  • sfcanative

    How many times have you heard that church leaders, even mission
    presidents, aren’t paid for their services? “It’s a lay ministry!”
    Are you one of those who believes that?

    As an example, for mission presidents did you know that family expenses
    (spouse and all unmarried children under 26) are paid each month to
    include; all food, all clothing, all supplies, all activities, all
    dry cleaning, all holiday and birthday gifts to family members,
    medical expenses, eye care, 100% financial support for any child
    serving a mission, round trip airfare for children to visit the
    mission field, dance lessons, music lessons, private school tuition
    and books, free tuition to all BYU campuses for children or tuition
    compensation for any other accredited university. They’re obviously
    provided free housing, paid utilities, a gardener and housekeeper . .
    . and that’s just for starters . . .

    Have a look at Page 80 and the bottom of page 82 of the Mission President’s Manual. It will hopefully enlighten you to the LIE that LDS, Inc. perpetrates and the fraudulent tax avoidance they gleefully administer from secret bank
    accounts in Salt Lake City.

    Mission President’s Manual can be seen in its entirety here (see Appendix B
    starting on Page 80):

  • John W. Morehead

    Thanks for this review. Readers might be interested in Paul Louis Metzger’s forthcoming review of the volume for Christianity Today, our forthcoming co-authored review with Metzger at his Patheos blog, and my forthcoming review in Dialogue: A Journal of Mormon Thought.
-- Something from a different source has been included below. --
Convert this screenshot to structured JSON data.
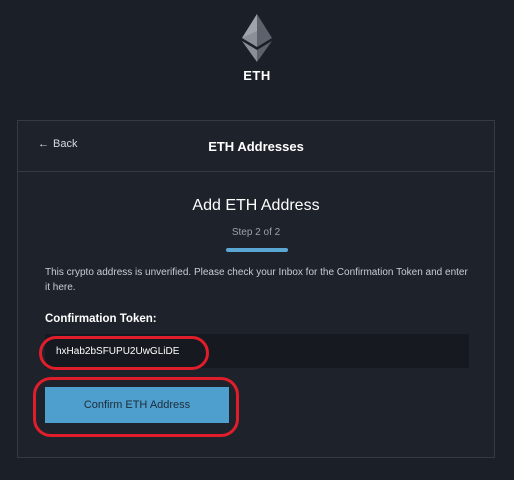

  • nc47

    Great review, John.

  • nc47

    Looking forward to reading your reviews.